The short answer: YES!!! Sunscreen is necessary year round, even when the sun seems weaker in the early morning and late afternoon.
Dr. Cynthia Bailey explains in her blog post how the perceived intensity of the sun does not indicate your level of sun exposure. There are two types of sun rays: UVA and UVB. UVB rays cause sunburns and their intensity varies from summer to winter. This is why we are more aware of UVB rays presence during the summer months. In contrast, the strength of UVA rays is the same during the summer as it is in the winter or at any time of the day (except nighttime). UVA does not cause sunburn but penetrates deeper into your skin resulting in the skin damage associated with aging or skin cancer. As Dr. Bailey says:
Don’t slack off on your sun protection just because the sunburn ray is less intense and the sun feels less damaging.
How should you protect your skin year round from UVA rays?
In Dr. Bailey’s post, Do You Need Sunscreen in Winter or In The Morning and After 4pm?, she outlines 5 basic steps:
- Keep the sun off your skin with sun protective clothing and a full brim hat
- Wear broad spectrum sunscreen every day on all the skin that’s left uncovered
- Add high-concentration antioxidant skin care products to your facial skin care routine and apply them every day
- Don’t forget to seek the shade to protect your skin from the sun
- Don’t listen to people who tell you to get non-summer, morning, or afternoon sun to prevent vitamin D deficiency
Dr. Bailey stresses the importance of selecting broad spectrum sunscreens with physical blockers, such as zinc oxide or titanium oxide. The best physical blocker for both UVA and UVB is zinc oxide, which you will find in all of Dr. Bailey’s sunscreens. If you find yourself not wearing sunscreen year round, read Dr. Bailey’s blog post and think twice before skipping on sunscreen during the winter months. The damage from sun can be minimized with a few simple steps, making your skin look healthy and young for years to come.

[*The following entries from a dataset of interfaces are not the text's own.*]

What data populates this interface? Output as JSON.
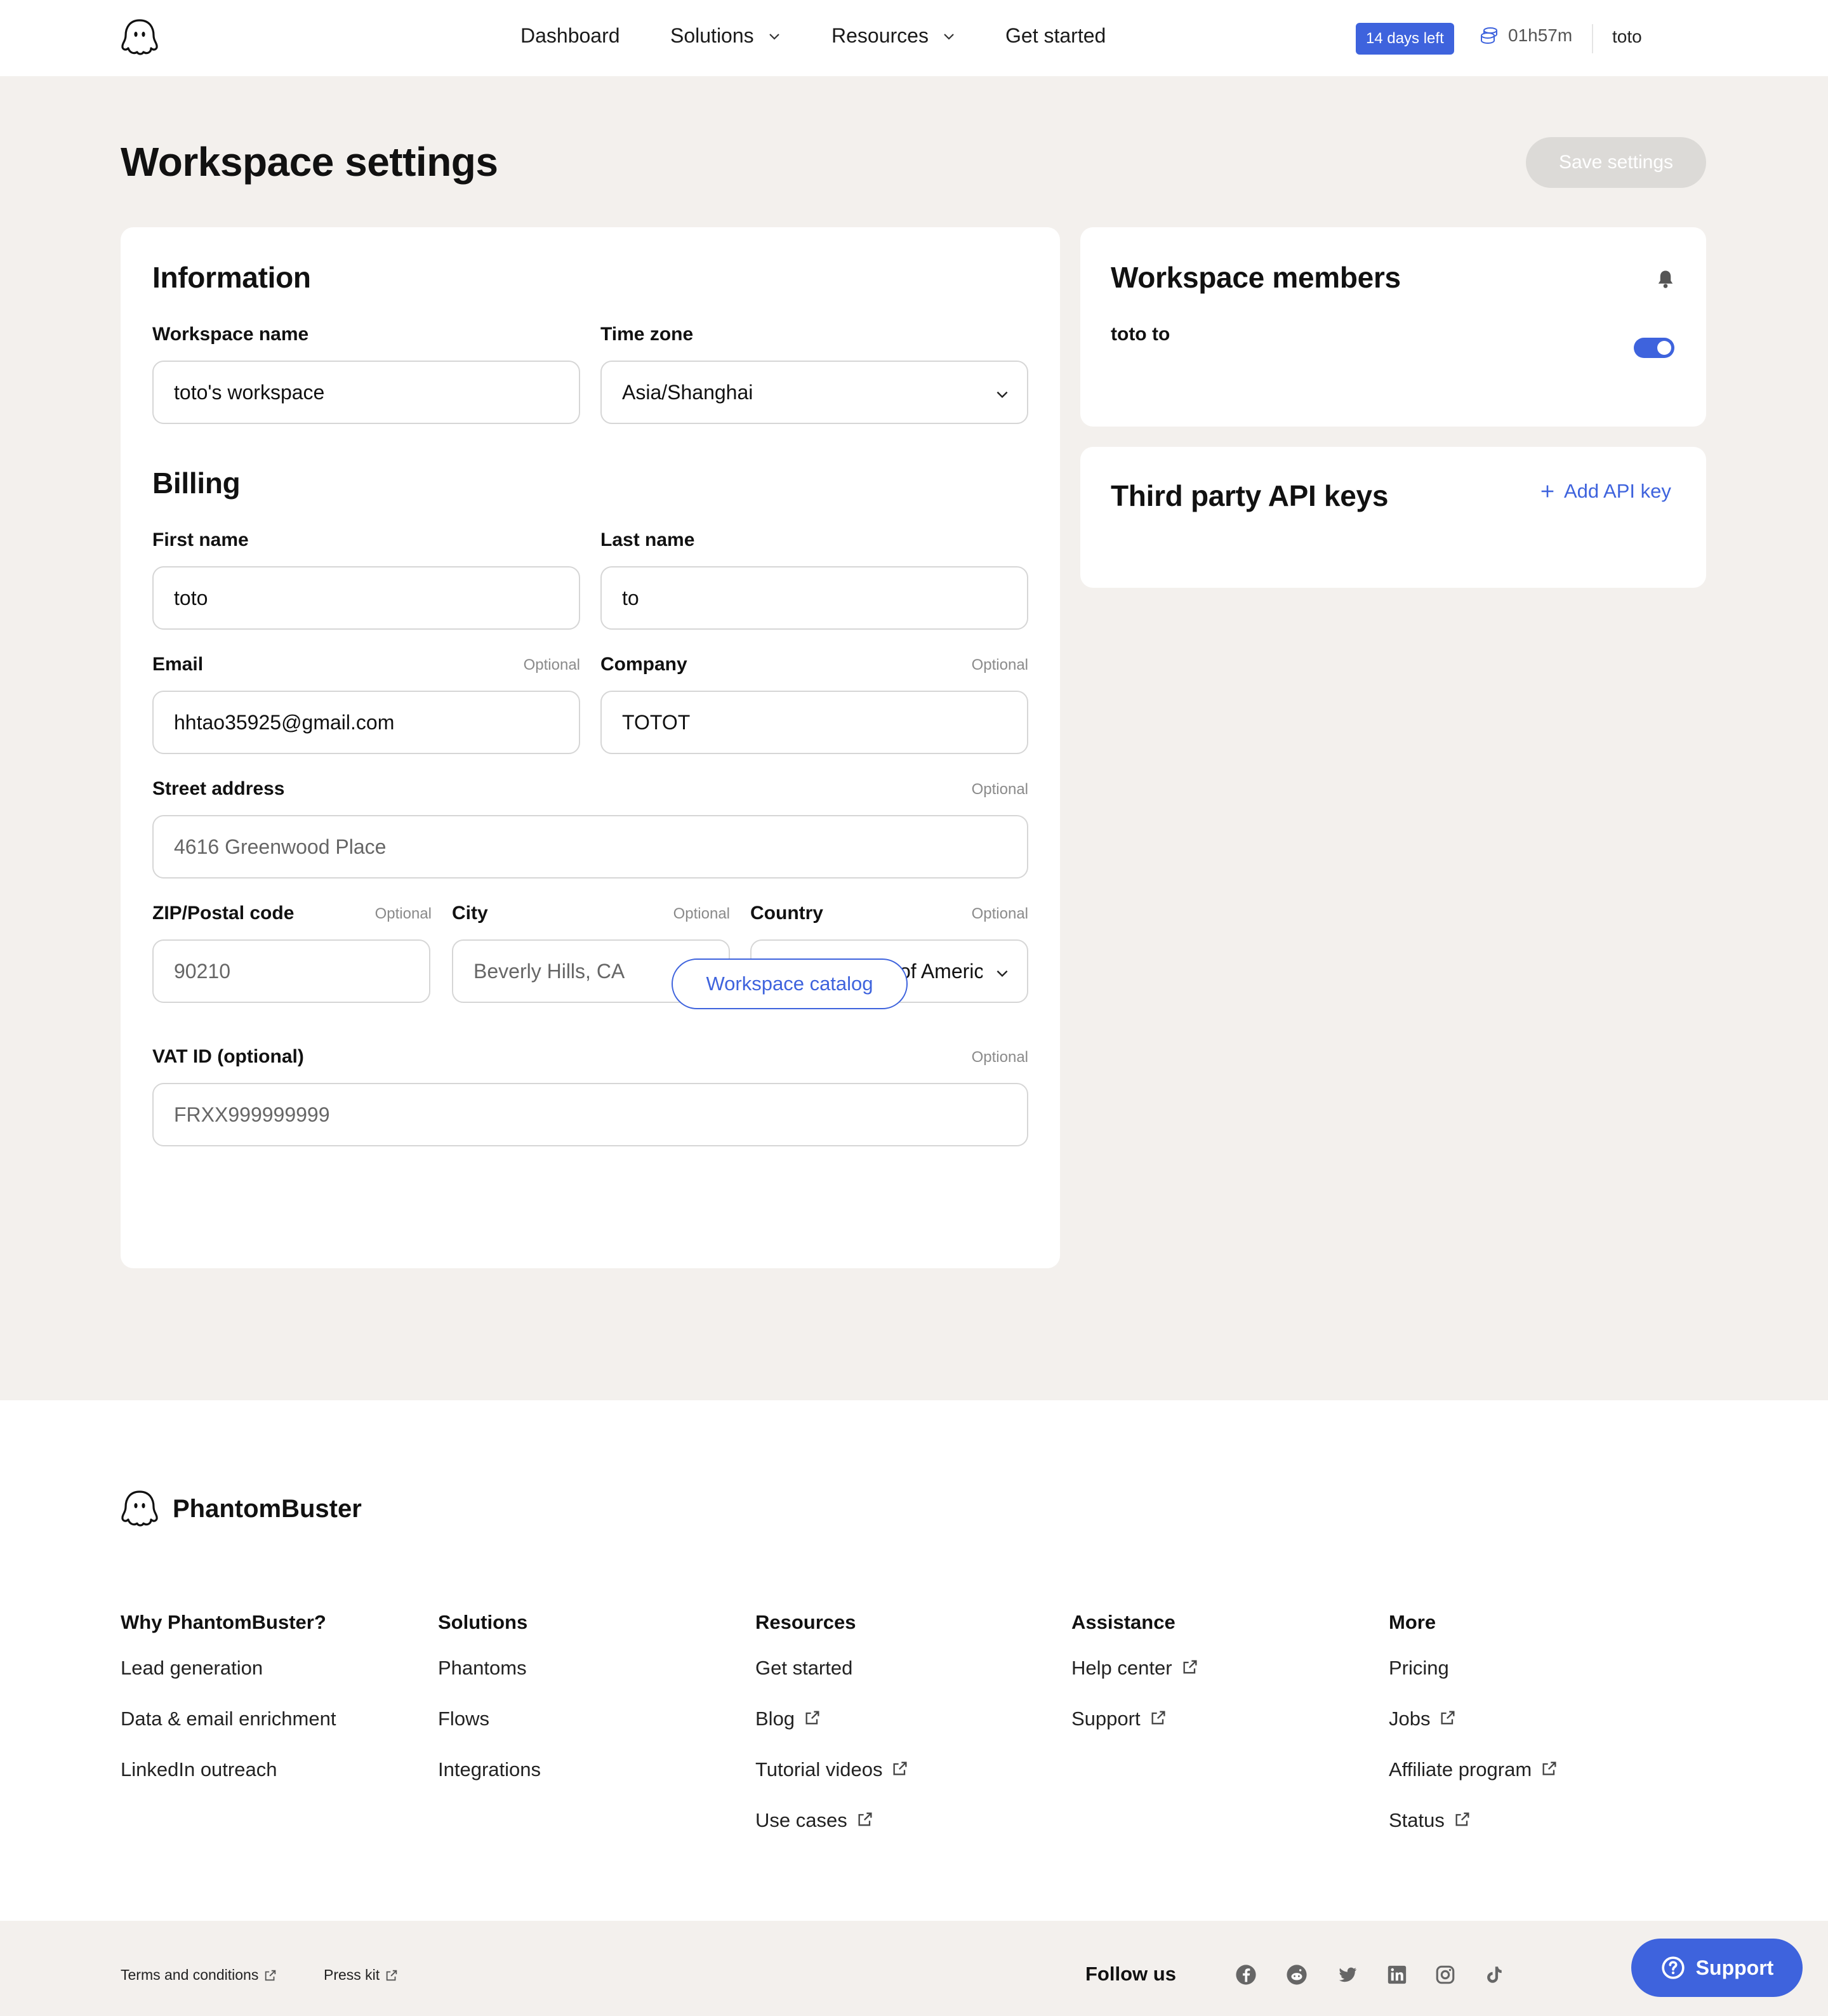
{
  "nav": {
    "items": [
      {
        "label": "Dashboard",
        "dropdown": false
      },
      {
        "label": "Solutions",
        "dropdown": true
      },
      {
        "label": "Resources",
        "dropdown": true
      },
      {
        "label": "Get started",
        "dropdown": false
      }
    ],
    "trial_badge": "14 days left",
    "time_left": "01h57m",
    "user": "toto"
  },
  "page": {
    "title": "Workspace settings",
    "save_label": "Save settings"
  },
  "information": {
    "title": "Information",
    "workspace_name_label": "Workspace name",
    "workspace_name_value": "toto's workspace",
    "timezone_label": "Time zone",
    "timezone_value": "Asia/Shanghai"
  },
  "billing": {
    "title": "Billing",
    "optional_text": "Optional",
    "first_name_label": "First name",
    "first_name_value": "toto",
    "last_name_label": "Last name",
    "last_name_value": "to",
    "email_label": "Email",
    "email_value": "hhtao35925@gmail.com",
    "company_label": "Company",
    "company_value": "TOTOT",
    "street_label": "Street address",
    "street_placeholder": "4616 Greenwood Place",
    "zip_label": "ZIP/Postal code",
    "zip_placeholder": "90210",
    "city_label": "City",
    "city_placeholder": "Beverly Hills, CA",
    "country_label": "Country",
    "country_value": "United States of Americ",
    "vat_label": "VAT ID (optional)",
    "vat_placeholder": "FRXX999999999",
    "catalog_button": "Workspace catalog"
  },
  "members": {
    "title": "Workspace members",
    "member_name": "toto to",
    "notifications_enabled": true
  },
  "api_keys": {
    "title": "Third party API keys",
    "add_label": "Add API key"
  },
  "footer": {
    "brand": "PhantomBuster",
    "columns": [
      {
        "title": "Why PhantomBuster?",
        "links": [
          {
            "label": "Lead generation",
            "external": false
          },
          {
            "label": "Data & email enrichment",
            "external": false
          },
          {
            "label": "LinkedIn outreach",
            "external": false
          }
        ]
      },
      {
        "title": "Solutions",
        "links": [
          {
            "label": "Phantoms",
            "external": false
          },
          {
            "label": "Flows",
            "external": false
          },
          {
            "label": "Integrations",
            "external": false
          }
        ]
      },
      {
        "title": "Resources",
        "links": [
          {
            "label": "Get started",
            "external": false
          },
          {
            "label": "Blog",
            "external": true
          },
          {
            "label": "Tutorial videos",
            "external": true
          },
          {
            "label": "Use cases",
            "external": true
          }
        ]
      },
      {
        "title": "Assistance",
        "links": [
          {
            "label": "Help center",
            "external": true
          },
          {
            "label": "Support",
            "external": true
          }
        ]
      },
      {
        "title": "More",
        "links": [
          {
            "label": "Pricing",
            "external": false
          },
          {
            "label": "Jobs",
            "external": true
          },
          {
            "label": "Affiliate program",
            "external": true
          },
          {
            "label": "Status",
            "external": true
          }
        ]
      }
    ],
    "terms": "Terms and conditions",
    "press": "Press kit",
    "follow_us": "Follow us",
    "social_icons": [
      "facebook-icon",
      "reddit-icon",
      "twitter-icon",
      "linkedin-icon",
      "instagram-icon",
      "tiktok-icon"
    ],
    "support_button": "Support"
  },
  "colors": {
    "accent": "#3e63dd",
    "page_bg": "#f3f0ed",
    "card_bg": "#ffffff"
  }
}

Photo attribution: Thanks and gratitude to © Doable/amanaimages/Corbis